On the bike, cycletouring through South America, weather can be our number one enemy. Either it’s too hot, too cold, too windy, too rainy, or too sunny. You don’t have days when the weather conditions are just perfect very often.
Reading weather can be a useful skill as it can prepare you for what is coming up.
Good example: we did the Inca trail section after Huamachuco in Peru. 99% hike your bike for not more than say 15 km, and yet it took us two days. On the first day at around 2pm big dark clouds started appearing above us. I looked up, they were moving west and I could see beautifully blue skies just east, so to me it seemed like it was gonna pass and wed get sunshine again. My partner disagreed, he said wed get rain, lots of it. Five minutes later, hail started falling. In a hurry we pitched up our tent. I was very appreciative of my partner having made that call and that we hadn’t kept going as it continued to hail and later rain for around three hours!
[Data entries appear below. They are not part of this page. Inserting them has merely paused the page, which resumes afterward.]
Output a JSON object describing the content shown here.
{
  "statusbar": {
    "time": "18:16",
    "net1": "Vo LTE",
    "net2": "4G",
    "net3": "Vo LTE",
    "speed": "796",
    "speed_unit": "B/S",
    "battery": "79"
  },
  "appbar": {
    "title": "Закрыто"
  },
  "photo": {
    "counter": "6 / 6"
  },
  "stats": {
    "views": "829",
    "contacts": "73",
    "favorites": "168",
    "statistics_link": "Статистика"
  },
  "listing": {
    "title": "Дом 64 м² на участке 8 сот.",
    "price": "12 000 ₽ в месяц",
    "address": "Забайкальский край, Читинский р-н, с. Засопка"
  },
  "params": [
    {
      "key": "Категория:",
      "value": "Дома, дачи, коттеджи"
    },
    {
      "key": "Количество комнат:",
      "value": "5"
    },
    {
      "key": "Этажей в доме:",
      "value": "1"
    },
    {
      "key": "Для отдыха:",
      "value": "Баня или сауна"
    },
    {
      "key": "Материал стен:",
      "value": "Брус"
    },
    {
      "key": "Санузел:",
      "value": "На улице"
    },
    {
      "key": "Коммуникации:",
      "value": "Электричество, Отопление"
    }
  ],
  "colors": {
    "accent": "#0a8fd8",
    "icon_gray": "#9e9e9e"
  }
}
Unfortunately I don’t remember having learned much about it at school, or at least I don’t remember (but I do remember how to solve equations such as (3x^3+5x^2-4x)-(3x^3-2x^2+3x) which is of no use to me these days).
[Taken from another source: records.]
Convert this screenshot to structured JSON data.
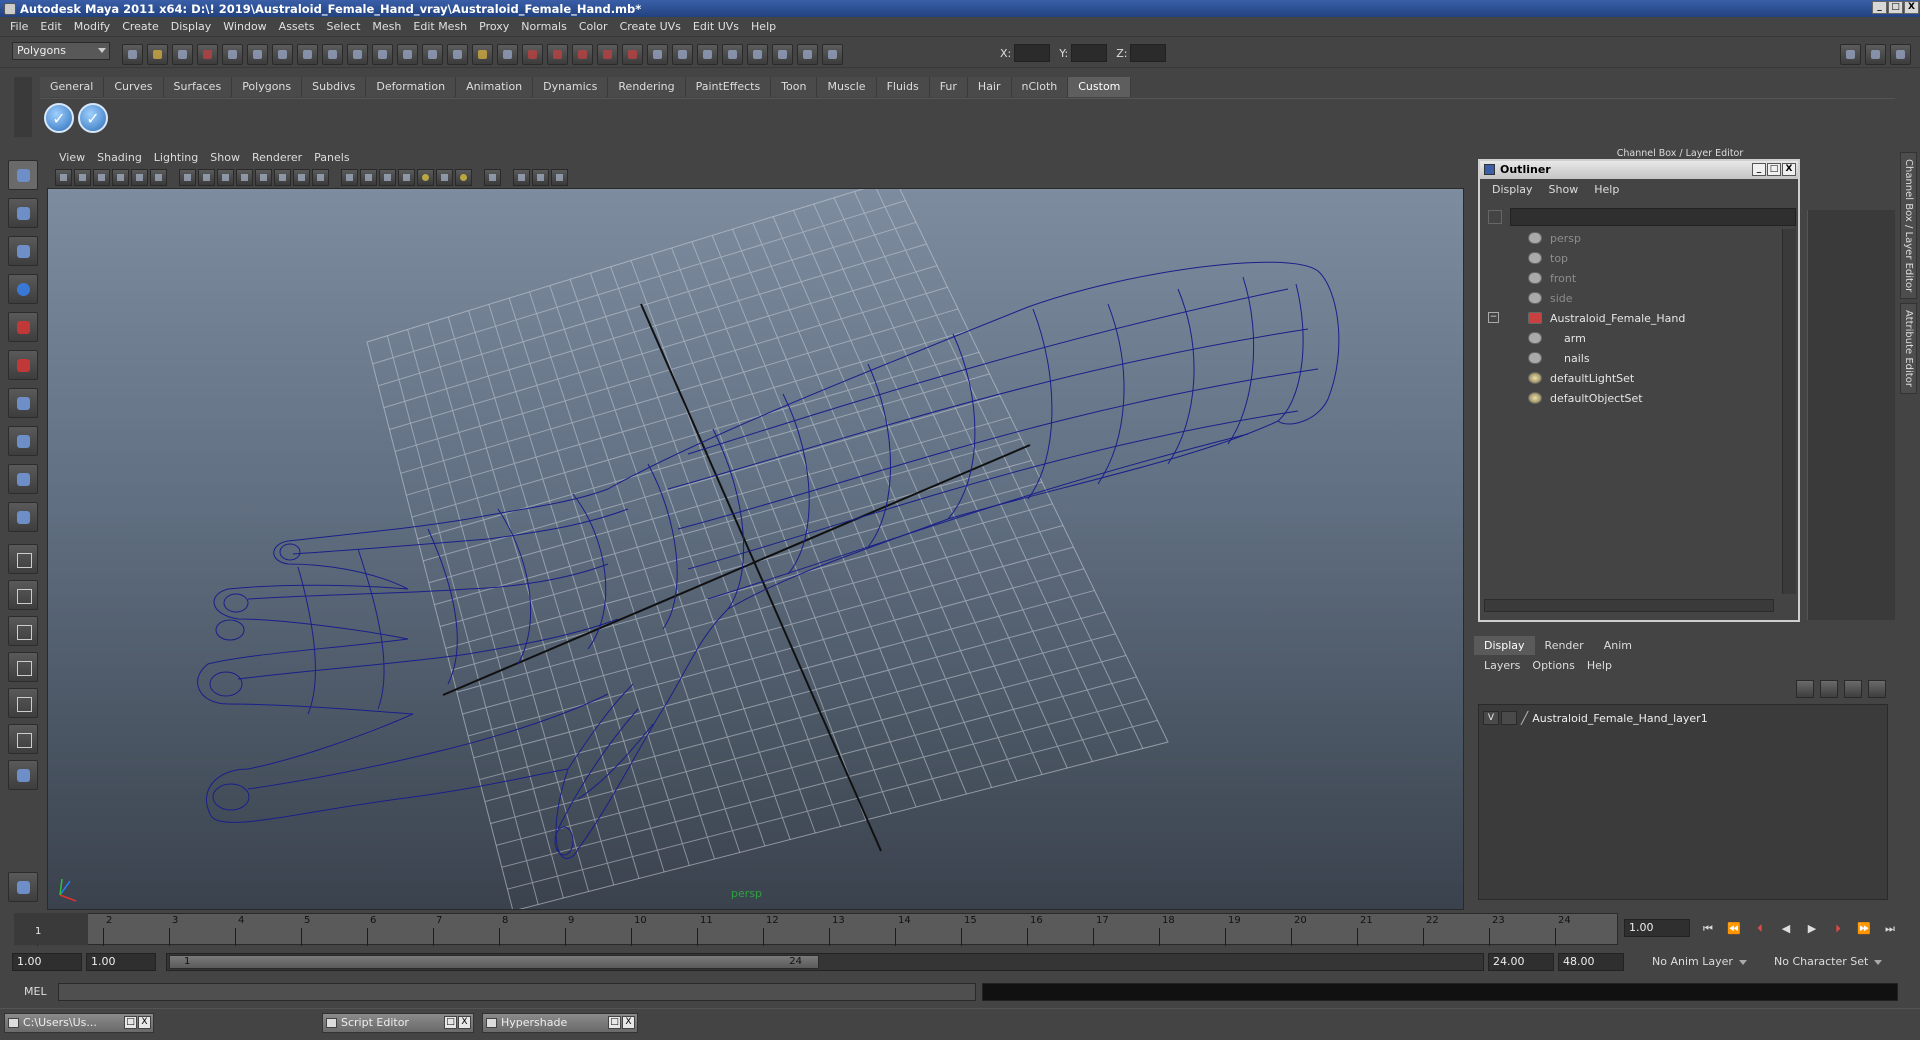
{
  "window": {
    "title": "Autodesk Maya 2011 x64: D:\\! 2019\\Australoid_Female_Hand_vray\\Australoid_Female_Hand.mb*",
    "controls": [
      "_",
      "□",
      "X"
    ]
  },
  "menubar": [
    "File",
    "Edit",
    "Modify",
    "Create",
    "Display",
    "Window",
    "Assets",
    "Select",
    "Mesh",
    "Edit Mesh",
    "Proxy",
    "Normals",
    "Color",
    "Create UVs",
    "Edit UVs",
    "Help"
  ],
  "statusline": {
    "mode": "Polygons",
    "x_label": "X:",
    "y_label": "Y:",
    "z_label": "Z:"
  },
  "shelf": {
    "tabs": [
      "General",
      "Curves",
      "Surfaces",
      "Polygons",
      "Subdivs",
      "Deformation",
      "Animation",
      "Dynamics",
      "Rendering",
      "PaintEffects",
      "Toon",
      "Muscle",
      "Fluids",
      "Fur",
      "Hair",
      "nCloth",
      "Custom"
    ],
    "active_tab": "Custom",
    "buttons": [
      "check-button",
      "check-button"
    ]
  },
  "viewport": {
    "menu": [
      "View",
      "Shading",
      "Lighting",
      "Show",
      "Renderer",
      "Panels"
    ],
    "camera_label": "persp",
    "wire_color": "#1a1f8a"
  },
  "channel_box_title": "Channel Box / Layer Editor",
  "side_tabs": [
    "Channel Box / Layer Editor",
    "Attribute Editor"
  ],
  "outliner": {
    "title": "Outliner",
    "menu": [
      "Display",
      "Show",
      "Help"
    ],
    "items": [
      {
        "label": "persp",
        "kind": "camera",
        "dim": true
      },
      {
        "label": "top",
        "kind": "camera",
        "dim": true
      },
      {
        "label": "front",
        "kind": "camera",
        "dim": true
      },
      {
        "label": "side",
        "kind": "camera",
        "dim": true
      },
      {
        "label": "Australoid_Female_Hand",
        "kind": "group",
        "dim": false
      },
      {
        "label": "arm",
        "kind": "mesh",
        "dim": false
      },
      {
        "label": "nails",
        "kind": "mesh",
        "dim": false
      },
      {
        "label": "defaultLightSet",
        "kind": "set",
        "dim": false
      },
      {
        "label": "defaultObjectSet",
        "kind": "set",
        "dim": false
      }
    ],
    "expand_toggle": "−"
  },
  "layer_editor": {
    "tabs": [
      "Display",
      "Render",
      "Anim"
    ],
    "active_tab": "Display",
    "menu": [
      "Layers",
      "Options",
      "Help"
    ],
    "layers": [
      {
        "visible": "V",
        "name": "Australoid_Female_Hand_layer1"
      }
    ]
  },
  "timeslider": {
    "current_frame": "1",
    "ticks": [
      "1",
      "2",
      "3",
      "4",
      "5",
      "6",
      "7",
      "8",
      "9",
      "10",
      "11",
      "12",
      "13",
      "14",
      "15",
      "16",
      "17",
      "18",
      "19",
      "20",
      "21",
      "22",
      "23",
      "24"
    ],
    "current_time": "1.00",
    "play_buttons": [
      "⏮",
      "⏪",
      "⏴",
      "◀",
      "▶",
      "⏵",
      "⏩",
      "⏭"
    ]
  },
  "range": {
    "start_time": "1.00",
    "playback_start": "1.00",
    "range_start": "1",
    "range_end": "24",
    "playback_end": "24.00",
    "end_time": "48.00",
    "anim_layer": "No Anim Layer",
    "character_set": "No Character Set"
  },
  "cmdline": {
    "label": "MEL"
  },
  "taskbar": [
    {
      "label": "C:\\Users\\Us..."
    },
    {
      "label": "Script Editor"
    },
    {
      "label": "Hypershade"
    }
  ],
  "colors": {
    "accent": "#3a5fa8",
    "wireframe": "#1a1f8a",
    "grid": "#c8ccd4"
  }
}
Every prediction method is based on the same principles:
So to predict the weather in your area you have to recognise the signs of pressure change.
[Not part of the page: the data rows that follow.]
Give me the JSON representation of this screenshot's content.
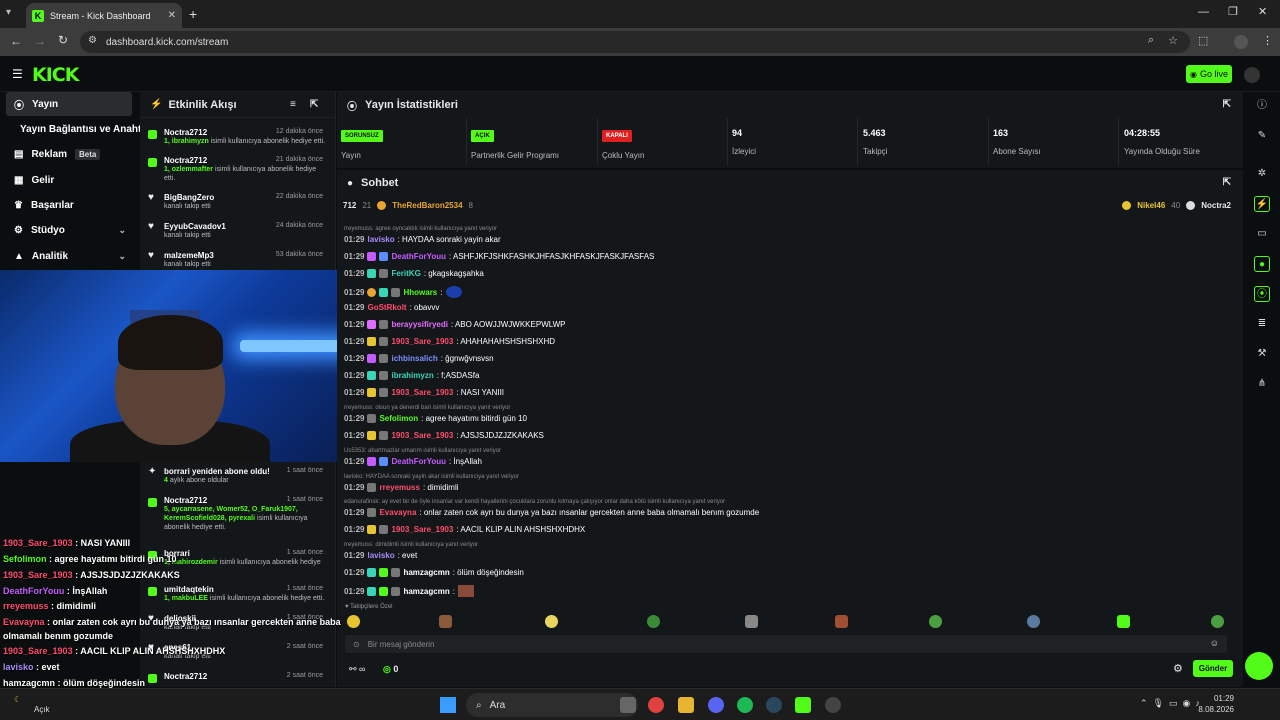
{
  "browser": {
    "tab_title": "Stream - Kick Dashboard",
    "url": "dashboard.kick.com/stream"
  },
  "header": {
    "logo": "KICK",
    "go_live": "Go live"
  },
  "nav": {
    "items": [
      {
        "label": "Yayın"
      },
      {
        "label": "Yayın Bağlantısı ve Anahtarı"
      },
      {
        "label": "Reklam",
        "badge": "Beta"
      },
      {
        "label": "Gelir"
      },
      {
        "label": "Başarılar"
      },
      {
        "label": "Stüdyo"
      },
      {
        "label": "Analitik"
      }
    ]
  },
  "feed": {
    "title": "Etkinlik Akışı",
    "items": [
      {
        "name": "Noctra2712",
        "time": "12 dakika önce",
        "sub_user": "1, ibrahimyzn",
        "sub_text": " isimli kullanıcıya abonelik hediye etti."
      },
      {
        "name": "Noctra2712",
        "time": "21 dakika önce",
        "sub_user": "1, ozlemmafter",
        "sub_text": " isimli kullanıcıya abonelik hediye etti."
      },
      {
        "name": "BigBangZero",
        "time": "22 dakika önce",
        "sub_text": "kanalı takip etti"
      },
      {
        "name": "EyyubCavadov1",
        "time": "24 dakika önce",
        "sub_text": "kanalı takip etti"
      },
      {
        "name": "malzemeMp3",
        "time": "53 dakika önce",
        "sub_text": "kanalı takip etti"
      },
      {
        "name": "borrari yeniden abone oldu!",
        "time": "1 saat önce",
        "sub_user": "4",
        "sub_text": " aylık abone oldular"
      },
      {
        "name": "Noctra2712",
        "time": "1 saat önce",
        "sub_user": "5, aycarrasene, Womer52, O_Faruk1907, KeremScofield028, pyrexali",
        "sub_text": " isimli kullanıcıya abonelik hediye etti."
      },
      {
        "name": "borrari",
        "time": "1 saat önce",
        "sub_user": "1, mahirozdemir",
        "sub_text": " isimli kullanıcıya abonelik hediye"
      },
      {
        "name": "umitdaqtekin",
        "time": "1 saat önce",
        "sub_user": "1, makbuLEE",
        "sub_text": " isimli kullanıcıya abonelik hediye etti."
      },
      {
        "name": "delioskii",
        "time": "1 saat önce",
        "sub_text": "kanalı takip etti"
      },
      {
        "name": "enes61",
        "time": "2 saat önce",
        "sub_text": "kanalı takip etti"
      },
      {
        "name": "Noctra2712",
        "time": "2 saat önce",
        "sub_text": ""
      }
    ]
  },
  "stats": {
    "title": "Yayın İstatistikleri",
    "items": [
      {
        "badge": "SORUNSUZ",
        "label": "Yayın"
      },
      {
        "badge": "AÇIK",
        "label": "Partnerlik Gelir Programı"
      },
      {
        "badge": "KAPALI",
        "label": "Çoklu Yayın"
      },
      {
        "value": "94",
        "label": "İzleyici"
      },
      {
        "value": "5.463",
        "label": "Takipçi"
      },
      {
        "value": "163",
        "label": "Abone Sayısı"
      },
      {
        "value": "04:28:55",
        "label": "Yayında Olduğu Süre"
      }
    ]
  },
  "chat": {
    "title": "Sohbet",
    "pinned": {
      "rank": "712",
      "count": "21",
      "user": "TheRedBaron2534",
      "user_count": "8",
      "user2": "Nikel46",
      "user2_count": "40",
      "user3": "Noctra2"
    },
    "messages": [
      {
        "time": "01:29",
        "user": "lavisko",
        "color": "#a78bfa",
        "text": ": HAYDAA sonraki yayin akar",
        "reply": "rreyemuss: agree oyncaktık isimli kullanıcıya yanıt veriyor"
      },
      {
        "time": "01:29",
        "user": "DeathForYouu",
        "color": "#c45cff",
        "text": ": ASHFJKFJSHKFASHKJHFASJKHFASKJFASKJFASFAS"
      },
      {
        "time": "01:29",
        "user": "FeritKG",
        "color": "#38d6b8",
        "text": ": gkagskagşahka"
      },
      {
        "time": "01:29",
        "user": "Hhowars",
        "color": "#53fc18",
        "text": ":"
      },
      {
        "time": "01:29",
        "user": "GoStRkolt",
        "color": "#ff4d6d",
        "text": ": obavvv"
      },
      {
        "time": "01:29",
        "user": "berayysifiryedi",
        "color": "#e26cff",
        "text": ": ABO AOWJJWJWKKEPWLWP"
      },
      {
        "time": "01:29",
        "user": "1903_Sare_1903",
        "color": "#ff4d6d",
        "text": ": AHAHAHAHSHSHSHXHD"
      },
      {
        "time": "01:29",
        "user": "ichbinsalich",
        "color": "#7c8cff",
        "text": ": ğgnwğvnsvsn"
      },
      {
        "time": "01:29",
        "user": "ibrahimyzn",
        "color": "#38d6b8",
        "text": ": f;ASDASfa"
      },
      {
        "time": "01:29",
        "user": "1903_Sare_1903",
        "color": "#ff4d6d",
        "text": ": NASI YANIII"
      },
      {
        "time": "01:29",
        "user": "Sefolimon",
        "color": "#53fc18",
        "text": ": agree hayatımı bitirdi gün 10",
        "reply": "rreyemuss: olsun ya denerdi bari isimli kullanıcıya yanıt veriyor"
      },
      {
        "time": "01:29",
        "user": "1903_Sare_1903",
        "color": "#ff4d6d",
        "text": ": AJSJSJDJZJZKAKAKS"
      },
      {
        "time": "01:29",
        "user": "DeathForYouu",
        "color": "#c45cff",
        "text": ": İnşAllah",
        "reply": "Us5353: abartmazlar umarım isimli kullanıcıya yanıt veriyor"
      },
      {
        "time": "01:29",
        "user": "rreyemuss",
        "color": "#ff4d6d",
        "text": ": dimidimli",
        "reply": "lavisko: HAYDAA sonraki yayin akar isimli kullanıcıya yanıt veriyor"
      },
      {
        "time": "01:29",
        "user": "Evavayna",
        "color": "#ff4d6d",
        "text": ": onlar zaten cok ayrı bu dunya ya bazı ınsanlar gercekten anne baba olmamalı benım gozumde",
        "reply": "edanurafinsk: ay evet bir de öyle insanlar var kendi hayallerini çocuklara zorunlu kılmaya çalışıyor onlar daha kötü isimli kullanıcıya yanıt veriyor"
      },
      {
        "time": "01:29",
        "user": "1903_Sare_1903",
        "color": "#ff4d6d",
        "text": ": AACIL KLIP ALIN AHSHSHXHDHX"
      },
      {
        "time": "01:29",
        "user": "lavisko",
        "color": "#a78bfa",
        "text": ": evet",
        "reply": "rreyemuss: dimidimli isimli kullanıcıya yanıt veriyor"
      },
      {
        "time": "01:29",
        "user": "hamzagcmn",
        "color": "#ffffff",
        "text": ": ölüm döşeğindesin"
      },
      {
        "time": "01:29",
        "user": "hamzagcmn",
        "color": "#ffffff",
        "text": ":"
      }
    ],
    "emote_label": "Takipçilere Özel",
    "input_placeholder": "Bir mesaj gönderin",
    "points": "0",
    "send": "Gönder"
  },
  "overlay": [
    {
      "user": "1903_Sare_1903",
      "color": "#ff4d6d",
      "text": " : NASI YANIII"
    },
    {
      "user": "Sefolimon",
      "color": "#53fc18",
      "text": " : agree hayatımı bitirdi gün 10"
    },
    {
      "user": "1903_Sare_1903",
      "color": "#ff4d6d",
      "text": " : AJSJSJDJZJZKAKAKS"
    },
    {
      "user": "DeathForYouu",
      "color": "#c45cff",
      "text": " : İnşAllah"
    },
    {
      "user": "rreyemuss",
      "color": "#ff4d6d",
      "text": " : dimidimli"
    },
    {
      "user": "Evavayna",
      "color": "#ff4d6d",
      "text": " : onlar zaten cok ayrı bu dunya ya bazı ınsanlar gercekten anne baba"
    },
    {
      "user": "",
      "color": "#ffffff",
      "text": "olmamalı benım gozumde"
    },
    {
      "user": "1903_Sare_1903",
      "color": "#ff4d6d",
      "text": " : AACIL KLIP ALIN AHSHSHXHDHX"
    },
    {
      "user": "lavisko",
      "color": "#a78bfa",
      "text": " : evet"
    },
    {
      "user": "hamzagcmn",
      "color": "#ffffff",
      "text": " : ölüm döşeğindesin"
    },
    {
      "user": "hamzagcmn",
      "color": "#ffffff",
      "text": " :"
    }
  ],
  "taskbar": {
    "weather": "Açık",
    "search": "Ara",
    "time": "01:29",
    "date": "8.08.2026"
  },
  "colors": {
    "accent": "#53fc18",
    "panel": "#141719",
    "background": "#0b0e0f"
  }
}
An area’s typical wind direction at a certain time is called prevailing wind. If the wind differs to the prevailing direction it often indicates atypical or changing weather.
Major weather systems (front movements and jet streams) move from west to east in the northern hemisphere.
Red skies at night, sailors delight. Red skies in the morning, sailors take warning.
The sky looks red when a high pressure system with dry air stores up dust particles. When you look to the west in the evening, the dry air is moving toward you as the major weather systems (front movements and jet streams) move from west to east. Thus, if you see a red sky in the morning, the dry air has moved past you and a low pressure system with moisture follows.
Rainbow in the west, sailors distress.
A rainbow in the west is the result of the morning sun’s rays hitting moisture in the west. As major fronts travel from west to east, a rainbow in the west means moisture, or that rain is on its way. An evening rainbow in the east, similar to the red evening sy, means that moisture has passed and good weather ought to follow.
The types of clouds and their movement can indicate upcoming weather.
An good website that shows and explains which clouds indicate what can be found here.
Circle around the moon, rain or snow soon.
A sharp, bright moon means that low pressure has removed the dust, and low pressure indicates rain. Also,a ring around the moon and indicate that bad weather will follow in the next few days.
Low pressure causes smoke from a campfire to swirl and descend; rain is coming.
Wet grass, dry day.
Clouds or strong breezes cause dry grass is dry in the morning, so rain may follow. Dew at sunrise may indicate a nice day. (Unreliable method if it rained at night)
Flowers smell bear just before rain.
Scents are stronger in moist air as plants release waste products in a low pressure atnoshphere, so if everything smells stronger, rain may follow.
High humidity tends to precede rain. Pine cone scales usually remain open when its dry and closed when it’s very humid. Also,wood swells, salt clumps, and some people’s hair gets curly and frizzy in humid conditions.
Low air pressure makes birds fly low due to discomfort in their ears and become quiet just before rain hits.
They tend to stay together when bad weather is coming in and lie down before thunderstorms.
Wind direction amd weather forecast http://www.theweatherprediction.com/habyhints2/432/
Informative book https://books.google.com.pe/books/about/Air_Water_and_Weather.html?id=0cM9ZO7GCcUC&hl=en
Explanation of weather related terms http://www.weatherwizkids.com/weather-forecasting.htm